TASK PROMPT - Answer with only the number of lines below where "Shop" appears.

Segment Start: TASK INPUTS

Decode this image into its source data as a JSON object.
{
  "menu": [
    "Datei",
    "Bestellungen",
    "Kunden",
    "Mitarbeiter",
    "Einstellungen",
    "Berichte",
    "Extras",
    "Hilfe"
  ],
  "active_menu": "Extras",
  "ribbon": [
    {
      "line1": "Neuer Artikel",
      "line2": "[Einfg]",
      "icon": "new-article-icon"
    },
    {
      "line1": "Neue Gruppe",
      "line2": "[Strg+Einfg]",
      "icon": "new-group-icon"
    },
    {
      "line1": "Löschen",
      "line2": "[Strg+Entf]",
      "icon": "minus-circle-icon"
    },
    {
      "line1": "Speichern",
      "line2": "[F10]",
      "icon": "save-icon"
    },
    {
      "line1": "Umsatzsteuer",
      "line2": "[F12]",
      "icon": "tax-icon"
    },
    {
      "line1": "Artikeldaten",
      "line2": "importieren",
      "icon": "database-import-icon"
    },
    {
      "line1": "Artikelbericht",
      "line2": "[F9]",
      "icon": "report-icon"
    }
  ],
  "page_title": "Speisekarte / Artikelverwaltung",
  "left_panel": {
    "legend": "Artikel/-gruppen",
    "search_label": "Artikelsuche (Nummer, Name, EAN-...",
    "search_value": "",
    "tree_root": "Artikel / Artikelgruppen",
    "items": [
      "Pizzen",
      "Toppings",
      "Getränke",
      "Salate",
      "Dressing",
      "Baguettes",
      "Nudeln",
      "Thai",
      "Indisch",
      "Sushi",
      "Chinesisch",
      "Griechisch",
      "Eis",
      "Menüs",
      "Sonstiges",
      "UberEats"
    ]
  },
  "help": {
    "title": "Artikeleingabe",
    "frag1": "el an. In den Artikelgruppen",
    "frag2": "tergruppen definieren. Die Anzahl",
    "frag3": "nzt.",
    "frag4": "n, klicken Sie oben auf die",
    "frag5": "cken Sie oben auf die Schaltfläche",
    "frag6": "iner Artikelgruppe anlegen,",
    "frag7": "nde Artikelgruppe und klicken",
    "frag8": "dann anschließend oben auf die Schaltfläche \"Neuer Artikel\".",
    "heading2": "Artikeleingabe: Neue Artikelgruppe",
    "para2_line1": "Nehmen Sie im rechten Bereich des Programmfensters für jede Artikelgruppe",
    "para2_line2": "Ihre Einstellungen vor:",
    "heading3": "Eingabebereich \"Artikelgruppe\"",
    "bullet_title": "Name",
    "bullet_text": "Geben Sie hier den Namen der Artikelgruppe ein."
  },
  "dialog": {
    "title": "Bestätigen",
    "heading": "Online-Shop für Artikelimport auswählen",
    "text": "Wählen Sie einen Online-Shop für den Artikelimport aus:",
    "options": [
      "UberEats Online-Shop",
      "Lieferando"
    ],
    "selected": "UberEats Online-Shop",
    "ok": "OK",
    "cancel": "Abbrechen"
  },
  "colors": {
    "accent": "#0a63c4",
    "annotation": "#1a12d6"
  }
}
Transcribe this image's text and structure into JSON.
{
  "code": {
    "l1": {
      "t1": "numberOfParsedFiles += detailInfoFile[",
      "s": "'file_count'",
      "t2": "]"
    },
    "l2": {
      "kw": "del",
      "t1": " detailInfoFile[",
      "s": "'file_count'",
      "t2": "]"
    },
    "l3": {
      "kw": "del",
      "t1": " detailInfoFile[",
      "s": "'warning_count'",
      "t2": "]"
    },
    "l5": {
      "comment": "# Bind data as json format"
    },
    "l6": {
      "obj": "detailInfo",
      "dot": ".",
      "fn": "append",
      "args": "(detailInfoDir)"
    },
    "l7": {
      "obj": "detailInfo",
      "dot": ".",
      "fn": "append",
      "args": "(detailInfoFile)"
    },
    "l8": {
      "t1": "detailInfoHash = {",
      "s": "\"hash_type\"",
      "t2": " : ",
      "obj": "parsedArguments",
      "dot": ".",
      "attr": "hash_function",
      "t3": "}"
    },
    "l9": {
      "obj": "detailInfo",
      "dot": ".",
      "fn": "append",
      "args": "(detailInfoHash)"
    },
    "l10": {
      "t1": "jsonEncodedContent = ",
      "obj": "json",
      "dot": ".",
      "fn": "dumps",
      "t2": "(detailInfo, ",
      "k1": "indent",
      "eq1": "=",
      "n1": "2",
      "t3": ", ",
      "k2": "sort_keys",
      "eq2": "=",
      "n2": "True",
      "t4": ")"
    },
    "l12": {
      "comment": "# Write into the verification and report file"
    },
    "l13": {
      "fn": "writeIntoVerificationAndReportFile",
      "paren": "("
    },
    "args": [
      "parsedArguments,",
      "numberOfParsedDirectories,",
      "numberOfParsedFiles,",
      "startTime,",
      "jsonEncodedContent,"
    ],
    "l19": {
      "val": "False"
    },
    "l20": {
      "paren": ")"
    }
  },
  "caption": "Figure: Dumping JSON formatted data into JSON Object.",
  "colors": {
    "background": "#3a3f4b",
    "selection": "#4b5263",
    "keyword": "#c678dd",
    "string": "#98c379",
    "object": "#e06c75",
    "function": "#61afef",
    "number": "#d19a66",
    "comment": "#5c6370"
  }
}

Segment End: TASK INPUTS
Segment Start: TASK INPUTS

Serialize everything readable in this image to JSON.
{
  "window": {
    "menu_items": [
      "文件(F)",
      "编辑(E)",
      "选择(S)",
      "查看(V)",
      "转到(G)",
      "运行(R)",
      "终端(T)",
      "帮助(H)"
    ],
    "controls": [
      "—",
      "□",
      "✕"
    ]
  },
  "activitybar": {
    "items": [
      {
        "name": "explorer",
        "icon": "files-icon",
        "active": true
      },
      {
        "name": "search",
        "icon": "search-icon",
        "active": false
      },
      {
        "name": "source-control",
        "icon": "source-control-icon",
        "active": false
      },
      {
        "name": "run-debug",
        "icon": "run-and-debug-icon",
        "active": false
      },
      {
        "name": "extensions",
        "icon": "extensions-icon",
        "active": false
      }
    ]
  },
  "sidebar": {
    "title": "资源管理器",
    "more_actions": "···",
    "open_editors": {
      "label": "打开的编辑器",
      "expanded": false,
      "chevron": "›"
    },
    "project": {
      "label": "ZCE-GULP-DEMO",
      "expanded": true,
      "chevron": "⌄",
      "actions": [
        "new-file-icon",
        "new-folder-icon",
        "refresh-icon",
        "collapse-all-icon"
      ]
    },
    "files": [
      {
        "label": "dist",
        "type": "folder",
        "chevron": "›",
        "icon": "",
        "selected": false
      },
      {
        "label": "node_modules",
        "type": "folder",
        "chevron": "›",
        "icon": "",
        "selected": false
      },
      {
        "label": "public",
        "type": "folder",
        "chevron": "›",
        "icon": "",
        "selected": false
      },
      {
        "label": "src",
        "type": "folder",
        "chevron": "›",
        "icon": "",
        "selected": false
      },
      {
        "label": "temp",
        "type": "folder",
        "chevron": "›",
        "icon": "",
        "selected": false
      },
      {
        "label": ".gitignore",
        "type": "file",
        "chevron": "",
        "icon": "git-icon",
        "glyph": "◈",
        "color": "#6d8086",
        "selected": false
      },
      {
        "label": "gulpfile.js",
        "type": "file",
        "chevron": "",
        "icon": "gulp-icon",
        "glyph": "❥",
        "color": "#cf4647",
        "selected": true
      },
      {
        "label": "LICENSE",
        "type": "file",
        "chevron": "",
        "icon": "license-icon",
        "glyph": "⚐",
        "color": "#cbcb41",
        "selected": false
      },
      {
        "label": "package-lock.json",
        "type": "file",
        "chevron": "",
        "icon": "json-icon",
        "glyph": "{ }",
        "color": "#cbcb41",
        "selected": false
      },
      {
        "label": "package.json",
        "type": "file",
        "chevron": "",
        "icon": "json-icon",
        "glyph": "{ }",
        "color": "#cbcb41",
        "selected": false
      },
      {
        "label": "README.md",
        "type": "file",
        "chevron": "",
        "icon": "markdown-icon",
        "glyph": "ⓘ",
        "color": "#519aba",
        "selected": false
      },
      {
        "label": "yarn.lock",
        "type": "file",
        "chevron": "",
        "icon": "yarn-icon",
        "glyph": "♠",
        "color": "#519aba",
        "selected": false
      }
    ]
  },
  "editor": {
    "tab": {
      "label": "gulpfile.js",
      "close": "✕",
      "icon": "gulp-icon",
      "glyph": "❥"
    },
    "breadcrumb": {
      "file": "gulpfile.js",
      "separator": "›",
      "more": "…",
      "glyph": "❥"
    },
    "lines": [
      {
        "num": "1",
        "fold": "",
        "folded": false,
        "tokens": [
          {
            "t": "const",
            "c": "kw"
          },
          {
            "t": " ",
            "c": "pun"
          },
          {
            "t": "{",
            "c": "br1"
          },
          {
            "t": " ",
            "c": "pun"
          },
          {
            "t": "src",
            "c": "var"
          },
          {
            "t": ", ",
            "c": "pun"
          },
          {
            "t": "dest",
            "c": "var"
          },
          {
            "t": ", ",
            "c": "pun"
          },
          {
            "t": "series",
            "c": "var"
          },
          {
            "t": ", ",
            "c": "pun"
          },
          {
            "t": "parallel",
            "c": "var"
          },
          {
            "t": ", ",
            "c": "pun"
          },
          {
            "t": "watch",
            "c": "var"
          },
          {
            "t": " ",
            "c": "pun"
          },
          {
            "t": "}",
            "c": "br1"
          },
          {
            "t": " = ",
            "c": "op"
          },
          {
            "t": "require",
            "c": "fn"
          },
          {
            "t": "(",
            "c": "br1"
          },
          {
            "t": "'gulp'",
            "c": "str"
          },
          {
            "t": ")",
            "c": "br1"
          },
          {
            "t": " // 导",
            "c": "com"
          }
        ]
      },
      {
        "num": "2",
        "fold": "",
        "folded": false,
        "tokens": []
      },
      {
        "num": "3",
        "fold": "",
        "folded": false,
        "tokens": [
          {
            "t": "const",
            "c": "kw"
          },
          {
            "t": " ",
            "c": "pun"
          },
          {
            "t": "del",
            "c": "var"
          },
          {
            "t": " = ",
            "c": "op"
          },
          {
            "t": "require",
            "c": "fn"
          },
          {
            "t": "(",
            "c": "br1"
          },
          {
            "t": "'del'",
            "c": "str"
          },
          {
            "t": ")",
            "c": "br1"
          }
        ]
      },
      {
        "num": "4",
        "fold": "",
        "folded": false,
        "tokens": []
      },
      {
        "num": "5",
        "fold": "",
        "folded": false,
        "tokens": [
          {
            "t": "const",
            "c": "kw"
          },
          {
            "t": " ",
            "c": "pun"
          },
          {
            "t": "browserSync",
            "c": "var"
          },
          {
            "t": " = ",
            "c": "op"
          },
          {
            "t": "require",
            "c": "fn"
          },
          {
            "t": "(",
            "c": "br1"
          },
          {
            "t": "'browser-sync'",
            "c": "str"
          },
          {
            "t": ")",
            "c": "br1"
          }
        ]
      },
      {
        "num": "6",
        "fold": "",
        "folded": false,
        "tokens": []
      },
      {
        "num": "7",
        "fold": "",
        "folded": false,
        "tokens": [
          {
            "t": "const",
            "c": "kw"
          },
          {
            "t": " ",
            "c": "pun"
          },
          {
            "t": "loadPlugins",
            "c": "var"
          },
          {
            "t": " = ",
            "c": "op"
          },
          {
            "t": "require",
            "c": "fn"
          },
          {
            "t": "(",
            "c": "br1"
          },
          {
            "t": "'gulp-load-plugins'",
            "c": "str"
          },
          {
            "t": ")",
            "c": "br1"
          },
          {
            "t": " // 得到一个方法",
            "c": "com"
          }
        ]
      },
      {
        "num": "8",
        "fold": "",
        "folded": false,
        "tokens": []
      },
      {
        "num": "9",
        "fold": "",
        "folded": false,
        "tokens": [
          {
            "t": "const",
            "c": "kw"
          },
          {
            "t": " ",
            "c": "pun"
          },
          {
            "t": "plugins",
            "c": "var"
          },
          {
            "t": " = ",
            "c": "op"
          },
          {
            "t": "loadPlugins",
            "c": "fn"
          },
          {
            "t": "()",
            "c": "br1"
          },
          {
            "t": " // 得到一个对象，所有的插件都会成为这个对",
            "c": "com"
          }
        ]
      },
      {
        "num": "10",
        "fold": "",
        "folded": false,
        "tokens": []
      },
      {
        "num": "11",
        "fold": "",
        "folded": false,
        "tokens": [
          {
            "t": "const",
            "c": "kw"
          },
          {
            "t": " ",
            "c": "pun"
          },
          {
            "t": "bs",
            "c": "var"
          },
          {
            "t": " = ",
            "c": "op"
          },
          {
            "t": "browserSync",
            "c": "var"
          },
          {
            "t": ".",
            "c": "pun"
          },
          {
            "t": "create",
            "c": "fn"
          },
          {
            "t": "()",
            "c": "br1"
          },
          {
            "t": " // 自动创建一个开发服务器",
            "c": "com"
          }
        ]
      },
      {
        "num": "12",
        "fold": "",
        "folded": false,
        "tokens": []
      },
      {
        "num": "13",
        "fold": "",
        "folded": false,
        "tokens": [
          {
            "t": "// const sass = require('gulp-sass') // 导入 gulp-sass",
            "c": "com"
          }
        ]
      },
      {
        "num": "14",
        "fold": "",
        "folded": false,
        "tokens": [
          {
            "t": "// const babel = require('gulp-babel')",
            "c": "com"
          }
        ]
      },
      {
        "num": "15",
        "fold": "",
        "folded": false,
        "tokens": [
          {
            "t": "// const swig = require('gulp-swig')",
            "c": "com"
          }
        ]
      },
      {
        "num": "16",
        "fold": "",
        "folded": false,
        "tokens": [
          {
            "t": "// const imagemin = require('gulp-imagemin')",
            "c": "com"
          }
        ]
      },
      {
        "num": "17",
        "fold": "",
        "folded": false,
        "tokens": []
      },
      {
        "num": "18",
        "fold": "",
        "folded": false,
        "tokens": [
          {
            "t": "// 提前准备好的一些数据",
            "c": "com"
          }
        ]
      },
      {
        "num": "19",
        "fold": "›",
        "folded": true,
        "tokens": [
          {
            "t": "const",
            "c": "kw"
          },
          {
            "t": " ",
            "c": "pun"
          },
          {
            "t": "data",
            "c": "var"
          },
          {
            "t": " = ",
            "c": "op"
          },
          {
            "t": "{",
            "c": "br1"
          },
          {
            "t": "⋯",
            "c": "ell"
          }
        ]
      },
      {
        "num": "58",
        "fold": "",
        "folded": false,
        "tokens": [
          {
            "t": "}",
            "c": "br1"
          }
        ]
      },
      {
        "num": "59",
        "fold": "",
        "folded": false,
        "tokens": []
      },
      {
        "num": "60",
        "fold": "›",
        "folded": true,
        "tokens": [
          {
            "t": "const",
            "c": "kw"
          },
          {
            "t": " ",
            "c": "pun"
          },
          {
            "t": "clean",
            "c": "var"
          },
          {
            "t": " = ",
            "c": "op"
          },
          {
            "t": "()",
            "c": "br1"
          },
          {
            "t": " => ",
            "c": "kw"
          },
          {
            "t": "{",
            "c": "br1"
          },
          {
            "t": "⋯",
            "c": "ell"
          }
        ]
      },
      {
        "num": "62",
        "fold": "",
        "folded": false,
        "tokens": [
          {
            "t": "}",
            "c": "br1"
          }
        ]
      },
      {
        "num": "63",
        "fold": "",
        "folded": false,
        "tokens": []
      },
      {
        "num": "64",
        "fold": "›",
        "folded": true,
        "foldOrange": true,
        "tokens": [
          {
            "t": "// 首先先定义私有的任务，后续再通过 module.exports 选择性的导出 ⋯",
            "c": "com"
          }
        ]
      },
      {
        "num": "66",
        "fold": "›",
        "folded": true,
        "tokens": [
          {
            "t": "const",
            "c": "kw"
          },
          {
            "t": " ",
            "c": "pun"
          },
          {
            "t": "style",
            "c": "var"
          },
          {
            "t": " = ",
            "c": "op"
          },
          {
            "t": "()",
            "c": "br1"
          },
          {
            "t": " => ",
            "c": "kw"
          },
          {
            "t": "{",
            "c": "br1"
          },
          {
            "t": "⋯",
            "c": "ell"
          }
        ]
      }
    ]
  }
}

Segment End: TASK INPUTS

ANSWER TO THIS PROBLEM - 4